* **SOURCE DATA**:
★ ★ ★

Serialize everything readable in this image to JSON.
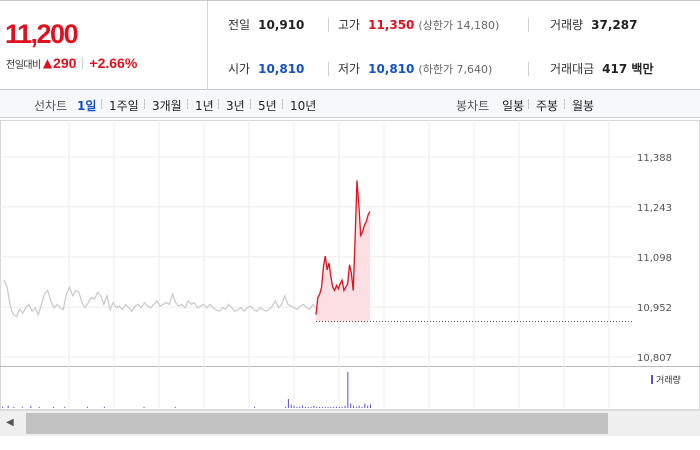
{
  "quote": {
    "price": "11,200",
    "change_label": "전일대비",
    "change_arrow": "▲",
    "change": "290",
    "change_pct": "+2.66%"
  },
  "stats": {
    "prev_close": {
      "label": "전일",
      "value": "10,910"
    },
    "high": {
      "label": "고가",
      "value": "11,350",
      "sub": "(상한가 14,180)"
    },
    "volume": {
      "label": "거래량",
      "value": "37,287"
    },
    "open": {
      "label": "시가",
      "value": "10,810"
    },
    "low": {
      "label": "저가",
      "value": "10,810",
      "sub": "(하한가 7,640)"
    },
    "amount": {
      "label": "거래대금",
      "value": "417 백만"
    }
  },
  "line_tabs": {
    "label": "선차트",
    "items": [
      "1일",
      "1주일",
      "3개월",
      "1년",
      "3년",
      "5년",
      "10년"
    ],
    "selected": "1일"
  },
  "candle_tabs": {
    "label": "봉차트",
    "items": [
      "일봉",
      "주봉",
      "월봉"
    ]
  },
  "colors": {
    "up": "#e0101e",
    "down": "#1450c8",
    "prev_line": "#c8c8c8",
    "today_fill": "#fcdfe2",
    "volume": "#5a4fcf"
  },
  "chart_data": {
    "type": "line",
    "yticks": [
      "11,388",
      "11,243",
      "11,098",
      "10,952",
      "10,807"
    ],
    "ytick_values": [
      11388,
      11243,
      11098,
      10952,
      10807
    ],
    "ylim": [
      10807,
      11388
    ],
    "baseline": 10910,
    "grid": true,
    "volume_legend": "거래량",
    "series": [
      {
        "values": [
          11030,
          11010,
          10955,
          10930,
          10925,
          10945,
          10935,
          10950,
          10960,
          10940,
          10950,
          10930,
          10960,
          10990,
          11000,
          10970,
          10950,
          10960,
          10950,
          10945,
          10990,
          11010,
          10985,
          11000,
          10995,
          10965,
          10950,
          10965,
          10980,
          10975,
          10995,
          10985,
          10960,
          10985,
          10945,
          10965,
          10950,
          10955,
          10945,
          10960,
          10950,
          10940,
          10955,
          10960,
          10950,
          10965,
          10955,
          10950,
          10960,
          10970,
          10955,
          10960,
          10965,
          10960,
          10990,
          10965,
          10955,
          10960,
          10950,
          10970,
          10960,
          10965,
          10950,
          10955,
          10960,
          10950,
          10960,
          10950,
          10945,
          10940,
          10950,
          10945,
          10960,
          10950,
          10940,
          10945,
          10950,
          10940,
          10950,
          10955,
          10945,
          10940,
          10950,
          10945,
          10940,
          10945,
          10955,
          10970,
          10950,
          10960,
          10985,
          10960,
          10955,
          10950,
          10945,
          10955,
          10960,
          10950,
          10945,
          10960,
          10950
        ]
      },
      {
        "values": [
          10930,
          10980,
          10990,
          11010,
          11070,
          11100,
          11060,
          11080,
          11040,
          11010,
          11000,
          11015,
          11005,
          11020,
          11030,
          11000,
          11010,
          11020,
          11075,
          11050,
          11000,
          11150,
          11320,
          11250,
          11160,
          11170,
          11190,
          11200,
          11220,
          11230
        ]
      }
    ],
    "volume": [
      1,
      0,
      2,
      0,
      1,
      0,
      0,
      1,
      0,
      0,
      2,
      0,
      0,
      1,
      0,
      0,
      0,
      0,
      1,
      0,
      0,
      0,
      1,
      0,
      0,
      0,
      0,
      0,
      0,
      0,
      1,
      0,
      0,
      0,
      0,
      0,
      1,
      0,
      0,
      0,
      0,
      0,
      0,
      0,
      0,
      0,
      0,
      0,
      0,
      0,
      1,
      0,
      0,
      0,
      0,
      0,
      0,
      0,
      0,
      0,
      0,
      1,
      0,
      0,
      0,
      0,
      0,
      0,
      0,
      0,
      0,
      0,
      0,
      0,
      0,
      0,
      0,
      0,
      0,
      0,
      0,
      0,
      0,
      0,
      0,
      0,
      0,
      0,
      0,
      1,
      0,
      0,
      0,
      0,
      0,
      0,
      0,
      0,
      0,
      0,
      1,
      8,
      3,
      2,
      1,
      1,
      2,
      1,
      1,
      1,
      2,
      1,
      1,
      1,
      1,
      1,
      1,
      1,
      1,
      1,
      1,
      2,
      32,
      4,
      2,
      1,
      2,
      1,
      4,
      2,
      3
    ]
  }
}
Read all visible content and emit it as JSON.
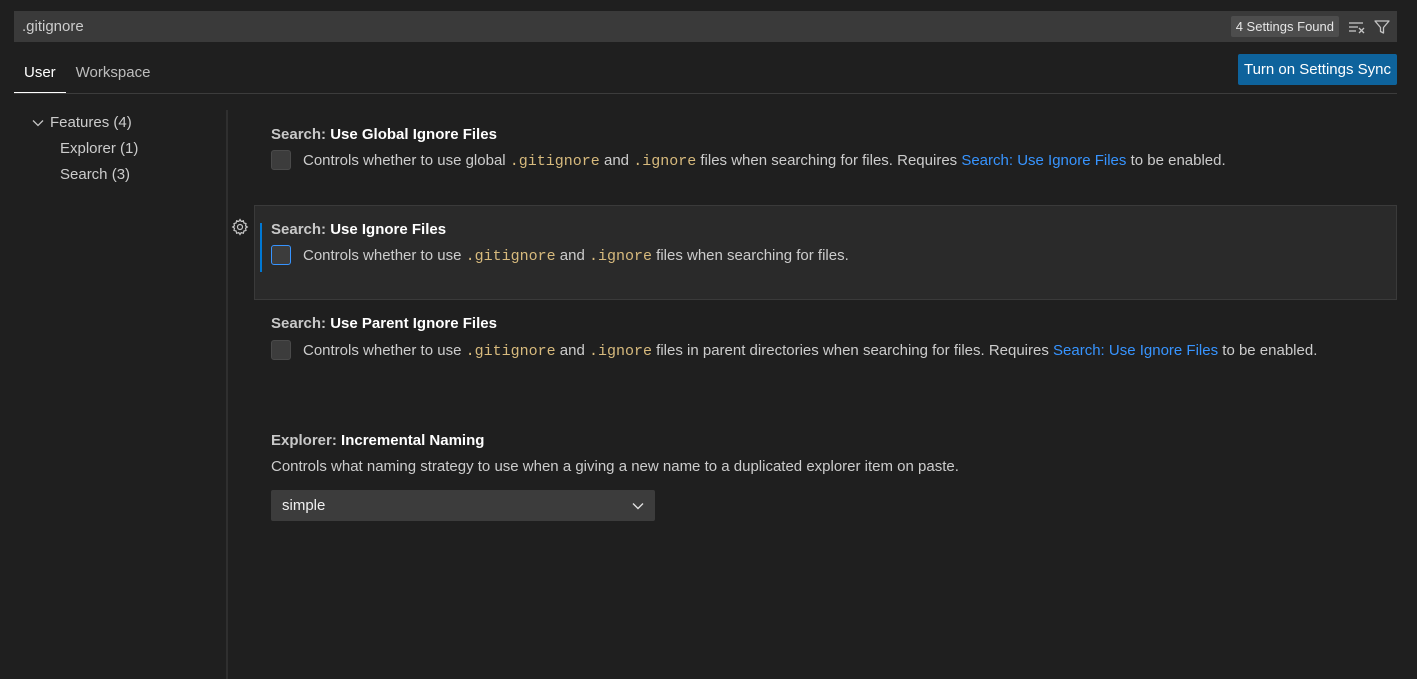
{
  "search": {
    "value": ".gitignore",
    "results_badge": "4 Settings Found"
  },
  "tabs": [
    {
      "label": "User"
    },
    {
      "label": "Workspace"
    }
  ],
  "sync_button": "Turn on Settings Sync",
  "toc": {
    "features": "Features (4)",
    "explorer": "Explorer (1)",
    "search": "Search (3)"
  },
  "settings": [
    {
      "category": "Search: ",
      "name": "Use Global Ignore Files",
      "desc": {
        "t1": "Controls whether to use global ",
        "c1": ".gitignore",
        "t2": " and ",
        "c2": ".ignore",
        "t3": " files when searching for files. Requires ",
        "link": "Search: Use Ignore Files",
        "t4": " to be enabled."
      }
    },
    {
      "category": "Search: ",
      "name": "Use Ignore Files",
      "desc": {
        "t1": "Controls whether to use ",
        "c1": ".gitignore",
        "t2": " and ",
        "c2": ".ignore",
        "t3": " files when searching for files."
      }
    },
    {
      "category": "Search: ",
      "name": "Use Parent Ignore Files",
      "desc": {
        "t1": "Controls whether to use ",
        "c1": ".gitignore",
        "t2": " and ",
        "c2": ".ignore",
        "t3": " files in parent directories when searching for files. Requires ",
        "link": "Search: Use Ignore Files",
        "t4": " to be enabled."
      }
    },
    {
      "category": "Explorer: ",
      "name": "Incremental Naming",
      "desc": "Controls what naming strategy to use when a giving a new name to a duplicated explorer item on paste.",
      "value": "simple"
    }
  ]
}
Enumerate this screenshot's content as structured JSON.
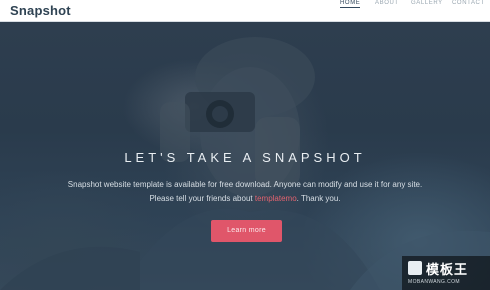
{
  "header": {
    "logo": "Snapshot",
    "nav": [
      {
        "label": "HOME",
        "active": true
      },
      {
        "label": "ABOUT",
        "active": false
      },
      {
        "label": "GALLERY",
        "active": false
      },
      {
        "label": "CONTACT",
        "active": false
      }
    ]
  },
  "hero": {
    "title": "LET'S TAKE A SNAPSHOT",
    "line1": "Snapshot website template is available for free download. Anyone can modify and use it for any site.",
    "line2_before": "Please tell your friends about ",
    "line2_link": "templatemo",
    "line2_after": ". Thank you.",
    "button": "Learn more"
  },
  "watermark": {
    "title": "模板王",
    "sub": "MOBANWANG.COM"
  },
  "colors": {
    "accent": "#e0566a",
    "link": "#e2636f",
    "header_bg": "#ffffff",
    "hero_bg": "#2b3c4d"
  }
}
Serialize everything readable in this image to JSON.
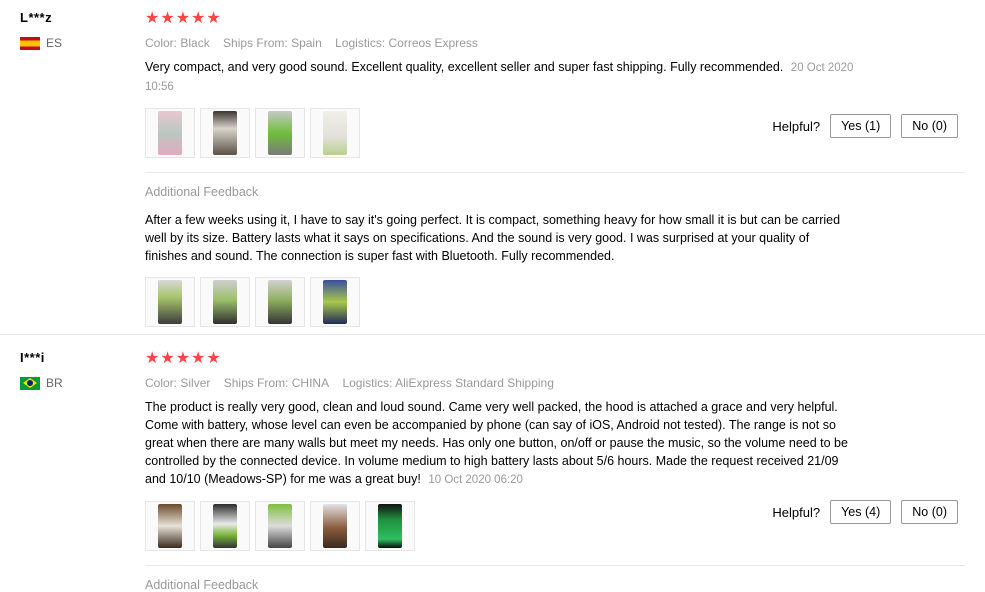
{
  "reviews": [
    {
      "username": "L***z",
      "country": "ES",
      "stars": "★★★★★",
      "color_label": "Color:",
      "color_value": "Black",
      "ships_label": "Ships From:",
      "ships_value": "Spain",
      "logistics_label": "Logistics:",
      "logistics_value": "Correos Express",
      "text": "Very compact, and very good sound. Excellent quality, excellent seller and super fast shipping. Fully recommended.",
      "date": "20 Oct 2020 10:56",
      "helpful_label": "Helpful?",
      "yes_label": "Yes (1)",
      "no_label": "No (0)",
      "additional_label": "Additional Feedback",
      "additional_text": "After a few weeks using it, I have to say it's going perfect. It is compact, something heavy for how small it is but can be carried well by its size. Battery lasts what it says on specifications. And the sound is very good. I was surprised at your quality of finishes and sound. The connection is super fast with Bluetooth. Fully recommended."
    },
    {
      "username": "I***i",
      "country": "BR",
      "stars": "★★★★★",
      "color_label": "Color:",
      "color_value": "Silver",
      "ships_label": "Ships From:",
      "ships_value": "CHINA",
      "logistics_label": "Logistics:",
      "logistics_value": "AliExpress Standard Shipping",
      "text": "The product is really very good, clean and loud sound. Came very well packed, the hood is attached a grace and very helpful. Come with battery, whose level can even be accompanied by phone (can say of iOS, Android not tested). The range is not so great when there are many walls but meet my needs. Has only one button, on/off or pause the music, so the volume need to be controlled by the connected device. In volume medium to high battery lasts about 5/6 hours. Made the request received 21/09 and 10/10 (Meadows-SP) for me was a great buy!",
      "date": "10 Oct 2020 06:20",
      "helpful_label": "Helpful?",
      "yes_label": "Yes (4)",
      "no_label": "No (0)",
      "additional_label": "Additional Feedback"
    }
  ],
  "colors": {
    "star": "#ff4747",
    "meta": "#999999"
  }
}
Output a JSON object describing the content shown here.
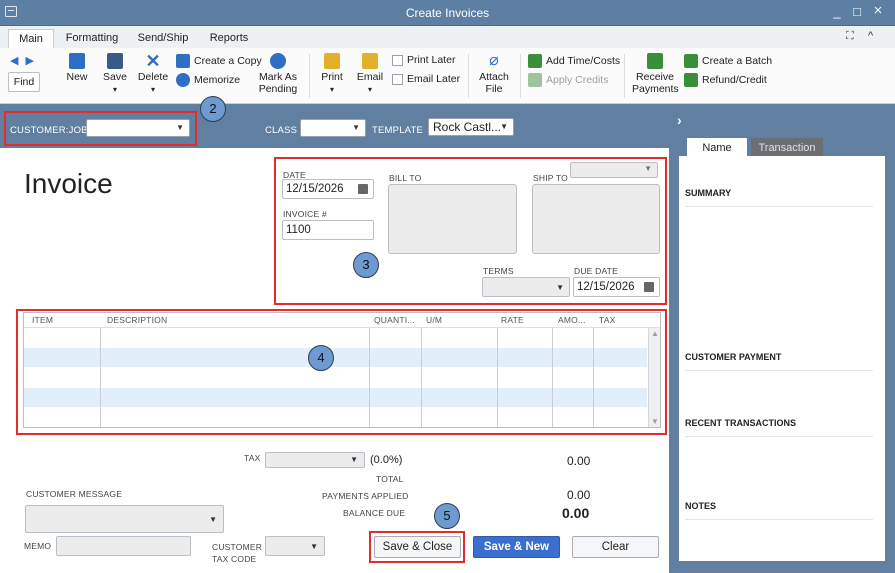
{
  "window": {
    "title": "Create Invoices",
    "min": "_",
    "max": "□",
    "close": "×"
  },
  "tabs": [
    {
      "label": "Main",
      "active": true
    },
    {
      "label": "Formatting"
    },
    {
      "label": "Send/Ship"
    },
    {
      "label": "Reports"
    }
  ],
  "tab_controls": {
    "expand": "⛶",
    "collapse": "^"
  },
  "ribbon": {
    "find": "Find",
    "new": "New",
    "save": "Save",
    "delete": "Delete",
    "create_copy": "Create a Copy",
    "memorize": "Memorize",
    "mark_as_pending_1": "Mark As",
    "mark_as_pending_2": "Pending",
    "print": "Print",
    "email": "Email",
    "print_later": "Print Later",
    "email_later": "Email Later",
    "attach_file_1": "Attach",
    "attach_file_2": "File",
    "add_time_costs": "Add Time/Costs",
    "apply_credits": "Apply Credits",
    "receive_payments_1": "Receive",
    "receive_payments_2": "Payments",
    "create_batch": "Create a Batch",
    "refund_credit": "Refund/Credit",
    "dropdown_arrow": "▾"
  },
  "header": {
    "customer_job_label": "CUSTOMER:JOB",
    "customer_job_value": "",
    "class_label": "CLASS",
    "class_value": "",
    "template_label": "TEMPLATE",
    "template_value": "Rock Castl..."
  },
  "invoice": {
    "title": "Invoice",
    "date_label": "DATE",
    "date_value": "12/15/2026",
    "invoice_no_label": "INVOICE #",
    "invoice_no_value": "1100",
    "bill_to_label": "BILL TO",
    "ship_to_label": "SHIP TO",
    "terms_label": "TERMS",
    "due_date_label": "DUE DATE",
    "due_date_value": "12/15/2026"
  },
  "grid": {
    "columns": [
      "ITEM",
      "DESCRIPTION",
      "QUANTI...",
      "U/M",
      "RATE",
      "AMO...",
      "TAX"
    ]
  },
  "totals": {
    "tax_label": "TAX",
    "tax_rate": "(0.0%)",
    "tax_value": "0.00",
    "total_label": "TOTAL",
    "payments_applied_label": "PAYMENTS APPLIED",
    "payments_applied_value": "0.00",
    "balance_due_label": "BALANCE DUE",
    "balance_due_value": "0.00"
  },
  "footer": {
    "customer_message_label": "CUSTOMER MESSAGE",
    "memo_label": "MEMO",
    "customer_tax_code_label_1": "CUSTOMER",
    "customer_tax_code_label_2": "TAX CODE",
    "save_close": "Save & Close",
    "save_new": "Save & New",
    "clear": "Clear"
  },
  "side_panel": {
    "toggle": "›",
    "tab_name": "Name",
    "tab_transaction": "Transaction",
    "summary": "SUMMARY",
    "customer_payment": "CUSTOMER PAYMENT",
    "recent_transactions": "RECENT TRANSACTIONS",
    "notes": "NOTES"
  },
  "callouts": [
    "2",
    "3",
    "4",
    "5"
  ],
  "colors": {
    "title_bar": "#5d7fa3",
    "header_band": "#617fa0",
    "highlight_red": "#e32d2d",
    "callout_fill": "#6d9ad0",
    "primary_button": "#3a6fcf",
    "grid_alt_row": "#e3eefb"
  }
}
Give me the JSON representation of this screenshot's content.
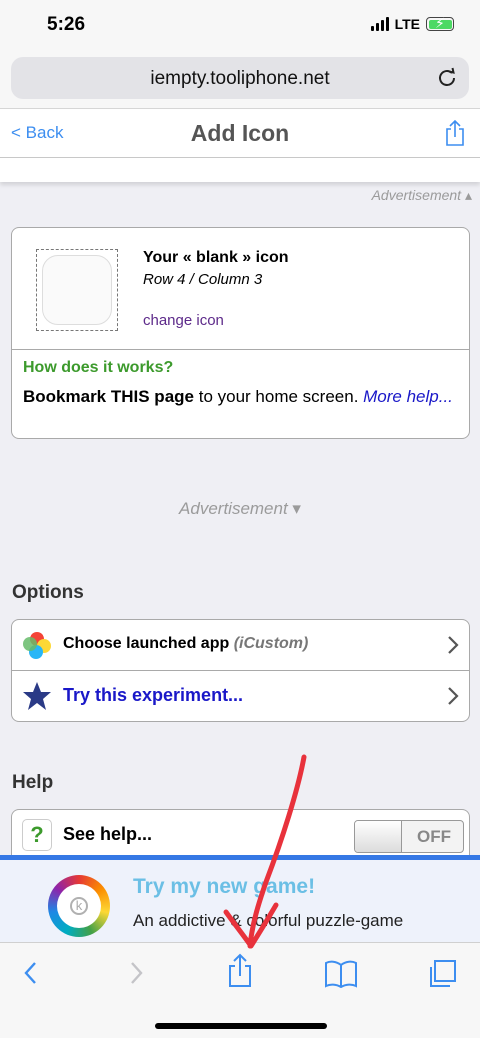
{
  "status": {
    "time": "5:26",
    "network": "LTE"
  },
  "browser": {
    "url": "iempty.tooliphone.net"
  },
  "nav": {
    "back_label": "< Back",
    "title": "Add Icon"
  },
  "ads": {
    "top": "Advertisement ▴",
    "middle": "Advertisement ▾"
  },
  "icon_card": {
    "title": "Your « blank » icon",
    "position": "Row 4 / Column 3",
    "change_link": "change icon",
    "how_title": "How does it works?",
    "instruction_bold": "Bookmark THIS page",
    "instruction_rest": " to your home screen. ",
    "more_help": "More help..."
  },
  "options": {
    "heading": "Options",
    "items": [
      {
        "label": "Choose launched app",
        "sub": "(iCustom)"
      },
      {
        "label": "Try this experiment..."
      }
    ]
  },
  "help": {
    "heading": "Help",
    "see_help": "See help...",
    "toggle_state": "OFF"
  },
  "promo": {
    "title": "Try my new game!",
    "subtitle": "An addictive & colorful puzzle-game"
  },
  "colors": {
    "accent": "#3578e5",
    "ios_blue": "#3d8ef0",
    "green": "#3c9a2c",
    "annotation_red": "#e8323c"
  }
}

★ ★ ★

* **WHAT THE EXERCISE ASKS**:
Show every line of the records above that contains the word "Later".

* **SOLUTION**:
    "print_later": "Print Later",
    "email_later": "Email Later",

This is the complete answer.